Extracted data

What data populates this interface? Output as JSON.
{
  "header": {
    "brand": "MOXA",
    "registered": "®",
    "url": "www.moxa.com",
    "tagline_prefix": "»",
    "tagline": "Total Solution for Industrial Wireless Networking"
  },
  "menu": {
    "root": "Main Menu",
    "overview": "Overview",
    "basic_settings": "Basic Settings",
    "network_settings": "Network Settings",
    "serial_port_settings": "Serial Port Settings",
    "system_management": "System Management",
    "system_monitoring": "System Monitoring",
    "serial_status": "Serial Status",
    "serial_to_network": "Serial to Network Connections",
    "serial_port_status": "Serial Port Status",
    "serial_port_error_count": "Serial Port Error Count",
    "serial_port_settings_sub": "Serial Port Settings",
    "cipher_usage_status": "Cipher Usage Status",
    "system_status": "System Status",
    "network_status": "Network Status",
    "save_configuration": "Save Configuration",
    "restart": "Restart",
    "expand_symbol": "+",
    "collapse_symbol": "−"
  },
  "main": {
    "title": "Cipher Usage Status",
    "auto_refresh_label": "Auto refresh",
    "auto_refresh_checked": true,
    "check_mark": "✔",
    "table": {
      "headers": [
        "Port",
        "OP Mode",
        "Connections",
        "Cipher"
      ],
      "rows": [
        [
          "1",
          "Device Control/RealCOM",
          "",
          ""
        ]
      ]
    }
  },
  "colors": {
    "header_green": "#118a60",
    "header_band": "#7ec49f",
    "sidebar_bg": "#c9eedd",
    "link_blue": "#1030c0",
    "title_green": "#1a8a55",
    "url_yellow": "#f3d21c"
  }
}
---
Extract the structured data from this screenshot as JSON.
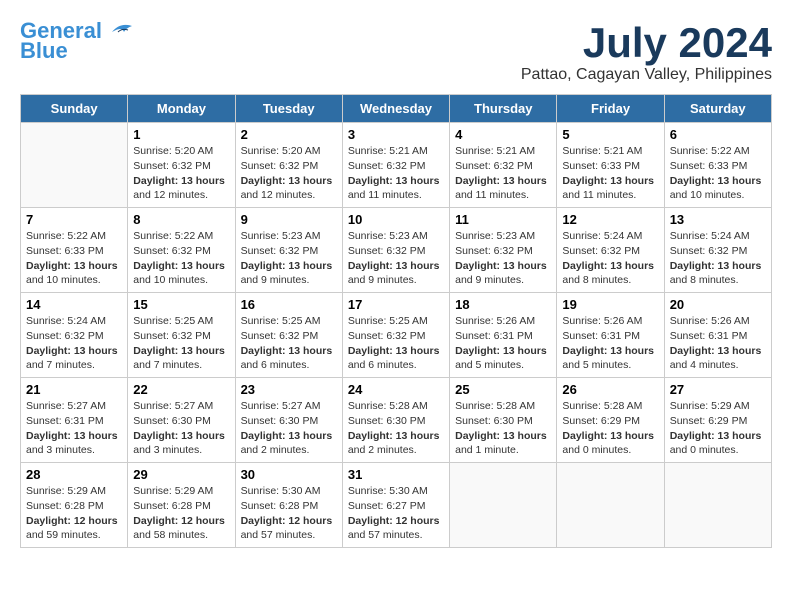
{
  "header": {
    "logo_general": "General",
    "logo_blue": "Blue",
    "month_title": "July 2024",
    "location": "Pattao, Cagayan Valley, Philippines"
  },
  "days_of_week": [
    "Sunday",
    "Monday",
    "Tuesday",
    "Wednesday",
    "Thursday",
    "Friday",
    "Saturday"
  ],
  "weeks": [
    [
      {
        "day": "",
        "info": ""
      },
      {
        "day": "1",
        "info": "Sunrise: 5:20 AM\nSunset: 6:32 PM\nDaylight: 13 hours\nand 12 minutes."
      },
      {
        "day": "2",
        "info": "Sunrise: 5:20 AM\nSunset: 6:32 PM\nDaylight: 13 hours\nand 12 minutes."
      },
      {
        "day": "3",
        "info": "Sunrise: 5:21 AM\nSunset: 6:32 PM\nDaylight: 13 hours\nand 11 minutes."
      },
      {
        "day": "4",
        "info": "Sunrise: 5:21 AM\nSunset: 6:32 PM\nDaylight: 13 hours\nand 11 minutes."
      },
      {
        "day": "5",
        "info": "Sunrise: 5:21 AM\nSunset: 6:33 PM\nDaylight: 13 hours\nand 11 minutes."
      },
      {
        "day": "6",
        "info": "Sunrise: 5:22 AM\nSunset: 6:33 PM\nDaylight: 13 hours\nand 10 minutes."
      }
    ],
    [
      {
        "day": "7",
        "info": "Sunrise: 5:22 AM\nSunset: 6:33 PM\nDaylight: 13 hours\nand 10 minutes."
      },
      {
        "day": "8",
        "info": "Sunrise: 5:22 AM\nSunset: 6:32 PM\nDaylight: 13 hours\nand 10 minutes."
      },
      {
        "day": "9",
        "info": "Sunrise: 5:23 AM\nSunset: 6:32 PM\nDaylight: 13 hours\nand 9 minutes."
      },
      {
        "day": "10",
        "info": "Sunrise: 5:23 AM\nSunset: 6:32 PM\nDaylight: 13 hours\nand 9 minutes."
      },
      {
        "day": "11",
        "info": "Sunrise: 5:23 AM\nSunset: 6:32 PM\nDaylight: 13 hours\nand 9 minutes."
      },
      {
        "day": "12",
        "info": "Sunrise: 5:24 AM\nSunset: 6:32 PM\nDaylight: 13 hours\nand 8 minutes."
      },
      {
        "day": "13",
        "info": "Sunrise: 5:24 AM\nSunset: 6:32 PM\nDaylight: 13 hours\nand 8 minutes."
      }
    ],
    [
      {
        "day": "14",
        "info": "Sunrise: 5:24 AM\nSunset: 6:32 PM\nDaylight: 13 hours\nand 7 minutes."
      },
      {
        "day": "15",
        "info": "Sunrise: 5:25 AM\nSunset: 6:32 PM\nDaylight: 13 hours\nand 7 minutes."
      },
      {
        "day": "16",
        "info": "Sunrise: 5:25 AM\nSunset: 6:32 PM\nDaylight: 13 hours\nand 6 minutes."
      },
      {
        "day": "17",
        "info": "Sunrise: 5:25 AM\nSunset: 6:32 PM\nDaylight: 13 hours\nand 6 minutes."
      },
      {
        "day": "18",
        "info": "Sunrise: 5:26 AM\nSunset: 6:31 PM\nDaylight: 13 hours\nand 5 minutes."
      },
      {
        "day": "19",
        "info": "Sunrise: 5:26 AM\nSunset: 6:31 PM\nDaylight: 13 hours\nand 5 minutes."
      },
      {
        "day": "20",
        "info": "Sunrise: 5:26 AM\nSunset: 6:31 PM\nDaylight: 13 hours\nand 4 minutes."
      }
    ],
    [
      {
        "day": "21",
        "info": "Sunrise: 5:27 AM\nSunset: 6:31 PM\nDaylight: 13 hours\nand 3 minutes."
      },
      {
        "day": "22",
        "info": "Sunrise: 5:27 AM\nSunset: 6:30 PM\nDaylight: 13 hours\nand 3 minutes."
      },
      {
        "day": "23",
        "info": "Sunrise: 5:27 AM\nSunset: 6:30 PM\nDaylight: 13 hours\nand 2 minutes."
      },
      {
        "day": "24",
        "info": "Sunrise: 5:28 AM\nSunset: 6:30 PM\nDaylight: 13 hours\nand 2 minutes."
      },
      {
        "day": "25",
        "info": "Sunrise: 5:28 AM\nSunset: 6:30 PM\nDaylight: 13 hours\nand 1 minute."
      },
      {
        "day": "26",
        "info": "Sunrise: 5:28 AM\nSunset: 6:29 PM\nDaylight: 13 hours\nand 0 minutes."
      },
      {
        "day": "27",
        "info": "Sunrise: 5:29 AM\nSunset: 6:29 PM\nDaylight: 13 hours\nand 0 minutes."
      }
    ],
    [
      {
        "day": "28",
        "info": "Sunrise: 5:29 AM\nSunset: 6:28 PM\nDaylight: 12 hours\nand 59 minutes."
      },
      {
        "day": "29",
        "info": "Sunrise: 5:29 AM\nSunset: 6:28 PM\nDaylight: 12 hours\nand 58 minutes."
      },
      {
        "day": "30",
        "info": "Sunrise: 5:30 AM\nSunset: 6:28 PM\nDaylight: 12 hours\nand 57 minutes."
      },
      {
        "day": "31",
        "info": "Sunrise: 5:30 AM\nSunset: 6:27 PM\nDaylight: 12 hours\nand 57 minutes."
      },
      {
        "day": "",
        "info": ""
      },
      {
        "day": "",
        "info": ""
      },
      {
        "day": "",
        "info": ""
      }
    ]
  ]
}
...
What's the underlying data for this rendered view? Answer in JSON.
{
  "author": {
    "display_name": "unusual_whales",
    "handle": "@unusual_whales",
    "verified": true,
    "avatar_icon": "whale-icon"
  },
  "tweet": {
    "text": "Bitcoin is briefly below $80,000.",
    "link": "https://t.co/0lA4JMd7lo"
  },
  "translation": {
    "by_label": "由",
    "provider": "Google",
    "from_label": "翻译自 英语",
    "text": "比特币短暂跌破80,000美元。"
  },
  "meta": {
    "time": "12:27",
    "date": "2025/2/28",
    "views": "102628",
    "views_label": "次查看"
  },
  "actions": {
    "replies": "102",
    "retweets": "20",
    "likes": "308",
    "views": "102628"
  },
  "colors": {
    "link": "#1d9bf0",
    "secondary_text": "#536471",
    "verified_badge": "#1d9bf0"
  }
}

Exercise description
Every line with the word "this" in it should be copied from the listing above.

Written response
What data populates this interface? Output as JSON.
Extract the structured data from this screenshot as JSON.
What's the underlying data for this rendered view? Answer in JSON.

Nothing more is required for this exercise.